### WHAT YOU ARE ASKED TO DO
Check each line of the records below for the word "Windows" and copy those where it appears.

Collected data entries
----

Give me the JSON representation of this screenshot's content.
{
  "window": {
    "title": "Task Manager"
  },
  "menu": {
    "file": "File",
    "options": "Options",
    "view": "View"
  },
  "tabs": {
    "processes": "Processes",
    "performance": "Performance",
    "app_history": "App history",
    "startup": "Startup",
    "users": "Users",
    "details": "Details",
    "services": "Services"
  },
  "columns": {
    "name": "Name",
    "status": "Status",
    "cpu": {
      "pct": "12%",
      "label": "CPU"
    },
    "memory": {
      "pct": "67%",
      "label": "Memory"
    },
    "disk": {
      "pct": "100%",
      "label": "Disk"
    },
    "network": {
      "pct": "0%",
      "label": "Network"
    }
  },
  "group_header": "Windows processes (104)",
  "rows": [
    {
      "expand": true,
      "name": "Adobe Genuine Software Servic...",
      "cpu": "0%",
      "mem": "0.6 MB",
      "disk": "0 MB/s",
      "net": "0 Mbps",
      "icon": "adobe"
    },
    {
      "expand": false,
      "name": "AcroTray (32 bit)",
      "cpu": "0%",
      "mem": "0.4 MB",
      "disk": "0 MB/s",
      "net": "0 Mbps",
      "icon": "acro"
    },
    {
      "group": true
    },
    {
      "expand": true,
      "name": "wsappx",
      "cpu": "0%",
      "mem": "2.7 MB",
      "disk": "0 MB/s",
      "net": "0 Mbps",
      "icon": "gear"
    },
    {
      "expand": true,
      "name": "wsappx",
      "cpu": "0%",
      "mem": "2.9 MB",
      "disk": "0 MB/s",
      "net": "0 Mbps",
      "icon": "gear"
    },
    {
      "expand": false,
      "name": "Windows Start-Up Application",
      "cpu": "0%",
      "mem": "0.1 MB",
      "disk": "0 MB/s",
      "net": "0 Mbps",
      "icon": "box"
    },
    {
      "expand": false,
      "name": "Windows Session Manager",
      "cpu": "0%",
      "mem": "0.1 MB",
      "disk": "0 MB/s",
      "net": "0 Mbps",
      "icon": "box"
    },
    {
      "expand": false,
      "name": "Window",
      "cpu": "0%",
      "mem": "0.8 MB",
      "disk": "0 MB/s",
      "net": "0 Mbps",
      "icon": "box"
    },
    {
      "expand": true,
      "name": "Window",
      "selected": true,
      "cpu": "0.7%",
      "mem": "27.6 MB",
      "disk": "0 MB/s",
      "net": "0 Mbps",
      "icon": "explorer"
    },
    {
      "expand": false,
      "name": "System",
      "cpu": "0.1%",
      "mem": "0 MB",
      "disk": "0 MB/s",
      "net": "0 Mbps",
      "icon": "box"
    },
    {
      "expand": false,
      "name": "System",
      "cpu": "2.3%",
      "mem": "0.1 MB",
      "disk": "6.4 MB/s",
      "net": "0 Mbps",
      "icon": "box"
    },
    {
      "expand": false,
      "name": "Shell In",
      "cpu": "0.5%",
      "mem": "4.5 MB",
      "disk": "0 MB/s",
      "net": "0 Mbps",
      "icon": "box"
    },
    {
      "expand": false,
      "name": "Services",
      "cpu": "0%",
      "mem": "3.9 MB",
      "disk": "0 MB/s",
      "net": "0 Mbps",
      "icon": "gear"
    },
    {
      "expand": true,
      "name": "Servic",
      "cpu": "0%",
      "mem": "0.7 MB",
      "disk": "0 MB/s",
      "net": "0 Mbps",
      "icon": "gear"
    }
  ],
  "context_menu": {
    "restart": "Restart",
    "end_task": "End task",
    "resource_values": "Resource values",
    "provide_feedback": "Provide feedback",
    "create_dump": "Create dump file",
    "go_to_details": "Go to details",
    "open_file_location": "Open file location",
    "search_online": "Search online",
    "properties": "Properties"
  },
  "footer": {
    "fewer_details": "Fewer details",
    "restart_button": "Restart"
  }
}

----

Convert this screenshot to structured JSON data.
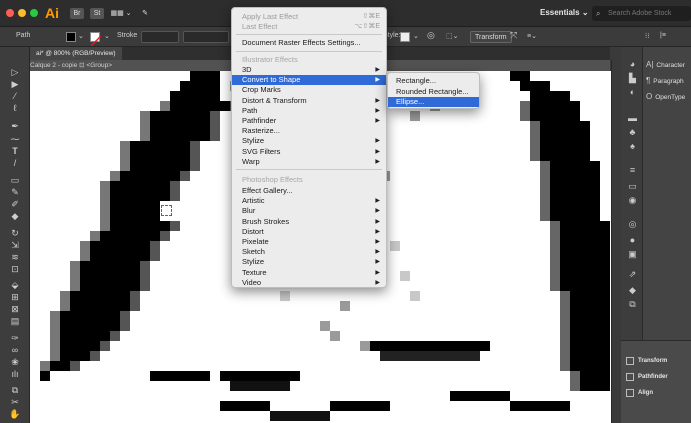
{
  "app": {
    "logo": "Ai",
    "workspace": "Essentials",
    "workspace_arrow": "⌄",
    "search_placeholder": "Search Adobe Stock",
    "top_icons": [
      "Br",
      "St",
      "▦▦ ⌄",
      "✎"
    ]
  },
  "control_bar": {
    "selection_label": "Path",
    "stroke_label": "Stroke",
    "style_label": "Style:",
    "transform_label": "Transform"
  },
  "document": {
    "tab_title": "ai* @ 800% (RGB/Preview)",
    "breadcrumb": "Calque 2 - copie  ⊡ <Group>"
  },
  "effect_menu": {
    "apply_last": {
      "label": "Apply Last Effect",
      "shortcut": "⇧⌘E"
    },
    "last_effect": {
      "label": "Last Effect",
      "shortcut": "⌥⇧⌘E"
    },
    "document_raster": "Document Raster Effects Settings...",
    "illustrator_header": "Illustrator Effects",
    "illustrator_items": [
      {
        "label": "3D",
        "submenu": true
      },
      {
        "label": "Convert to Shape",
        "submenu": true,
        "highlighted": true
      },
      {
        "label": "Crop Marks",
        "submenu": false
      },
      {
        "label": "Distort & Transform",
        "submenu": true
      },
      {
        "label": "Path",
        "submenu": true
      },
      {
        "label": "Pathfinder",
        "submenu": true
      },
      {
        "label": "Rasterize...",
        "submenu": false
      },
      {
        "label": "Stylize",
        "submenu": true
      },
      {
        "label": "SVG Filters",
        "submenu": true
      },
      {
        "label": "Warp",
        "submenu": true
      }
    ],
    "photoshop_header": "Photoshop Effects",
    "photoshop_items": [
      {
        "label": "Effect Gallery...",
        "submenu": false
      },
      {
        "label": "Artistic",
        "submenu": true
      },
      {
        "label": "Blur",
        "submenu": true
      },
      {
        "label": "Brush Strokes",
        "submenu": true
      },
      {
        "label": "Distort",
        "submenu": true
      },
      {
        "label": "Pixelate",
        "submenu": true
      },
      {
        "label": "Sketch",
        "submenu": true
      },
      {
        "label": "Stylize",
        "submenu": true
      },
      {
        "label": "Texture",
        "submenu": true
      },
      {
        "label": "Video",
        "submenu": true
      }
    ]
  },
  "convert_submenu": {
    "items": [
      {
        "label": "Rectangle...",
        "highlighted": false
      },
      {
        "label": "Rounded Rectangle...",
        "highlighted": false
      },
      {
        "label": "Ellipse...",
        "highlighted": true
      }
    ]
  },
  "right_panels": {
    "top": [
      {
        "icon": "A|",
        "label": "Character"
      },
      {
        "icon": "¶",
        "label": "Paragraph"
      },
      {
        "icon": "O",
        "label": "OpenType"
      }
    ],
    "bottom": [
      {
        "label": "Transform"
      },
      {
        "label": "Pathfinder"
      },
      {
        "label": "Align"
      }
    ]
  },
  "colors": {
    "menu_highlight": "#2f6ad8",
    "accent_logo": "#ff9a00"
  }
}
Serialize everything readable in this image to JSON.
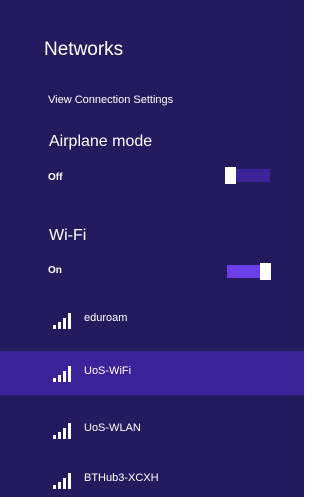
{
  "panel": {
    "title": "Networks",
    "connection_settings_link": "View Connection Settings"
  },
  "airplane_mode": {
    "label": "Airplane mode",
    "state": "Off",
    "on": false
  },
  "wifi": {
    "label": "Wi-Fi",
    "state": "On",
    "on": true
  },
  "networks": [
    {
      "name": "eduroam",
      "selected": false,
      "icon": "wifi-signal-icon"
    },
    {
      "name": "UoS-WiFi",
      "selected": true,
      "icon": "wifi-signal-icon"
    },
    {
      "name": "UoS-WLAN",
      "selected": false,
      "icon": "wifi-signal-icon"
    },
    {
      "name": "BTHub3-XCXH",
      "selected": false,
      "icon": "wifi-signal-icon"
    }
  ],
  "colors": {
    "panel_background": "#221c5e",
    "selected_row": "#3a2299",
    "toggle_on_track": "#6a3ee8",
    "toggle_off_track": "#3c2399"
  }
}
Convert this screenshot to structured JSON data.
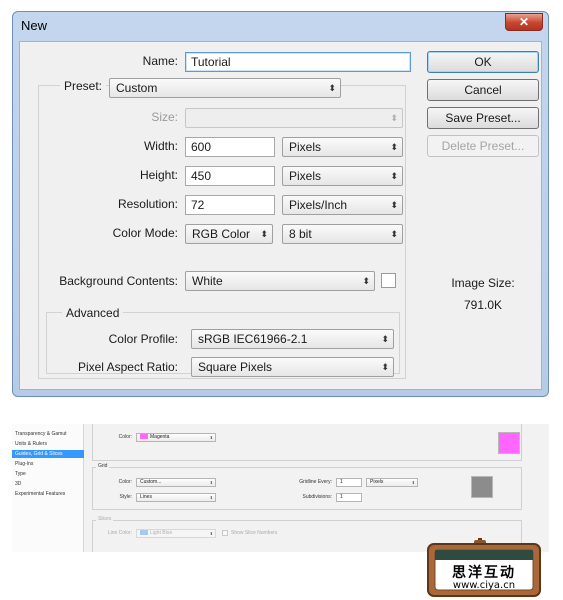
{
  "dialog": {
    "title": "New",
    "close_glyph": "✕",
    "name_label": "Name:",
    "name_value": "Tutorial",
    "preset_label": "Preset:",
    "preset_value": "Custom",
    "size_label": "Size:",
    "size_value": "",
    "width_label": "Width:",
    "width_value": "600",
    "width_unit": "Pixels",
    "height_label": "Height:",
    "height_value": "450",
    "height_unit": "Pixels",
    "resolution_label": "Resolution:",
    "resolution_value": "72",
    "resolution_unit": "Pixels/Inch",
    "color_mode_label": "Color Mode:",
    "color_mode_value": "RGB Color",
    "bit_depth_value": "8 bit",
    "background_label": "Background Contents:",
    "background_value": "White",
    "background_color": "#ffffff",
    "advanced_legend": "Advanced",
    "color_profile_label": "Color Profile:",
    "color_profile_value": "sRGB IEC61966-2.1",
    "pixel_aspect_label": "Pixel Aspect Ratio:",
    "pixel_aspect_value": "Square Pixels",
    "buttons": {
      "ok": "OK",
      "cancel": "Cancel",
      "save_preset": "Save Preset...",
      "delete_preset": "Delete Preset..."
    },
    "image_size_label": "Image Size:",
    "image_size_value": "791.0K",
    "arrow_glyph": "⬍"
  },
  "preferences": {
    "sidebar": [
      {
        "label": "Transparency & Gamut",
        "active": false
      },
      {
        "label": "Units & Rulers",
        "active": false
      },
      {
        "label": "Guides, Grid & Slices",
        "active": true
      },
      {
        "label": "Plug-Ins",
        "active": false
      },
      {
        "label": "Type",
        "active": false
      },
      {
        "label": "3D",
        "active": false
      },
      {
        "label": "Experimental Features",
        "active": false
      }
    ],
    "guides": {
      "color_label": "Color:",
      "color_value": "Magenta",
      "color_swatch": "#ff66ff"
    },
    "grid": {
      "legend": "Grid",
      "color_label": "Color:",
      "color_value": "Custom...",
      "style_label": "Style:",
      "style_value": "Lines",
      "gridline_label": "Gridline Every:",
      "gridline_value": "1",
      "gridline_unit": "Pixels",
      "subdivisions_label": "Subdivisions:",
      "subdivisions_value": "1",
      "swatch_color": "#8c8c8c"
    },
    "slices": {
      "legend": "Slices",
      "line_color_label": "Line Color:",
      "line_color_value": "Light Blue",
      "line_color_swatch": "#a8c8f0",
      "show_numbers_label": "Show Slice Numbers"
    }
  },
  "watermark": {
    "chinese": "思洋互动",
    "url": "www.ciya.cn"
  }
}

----

### RESPONSE BOX
  "group_header": "Windows processes (104)",
      "name": "Windows Start-Up Application",
      "name": "Windows Session Manager",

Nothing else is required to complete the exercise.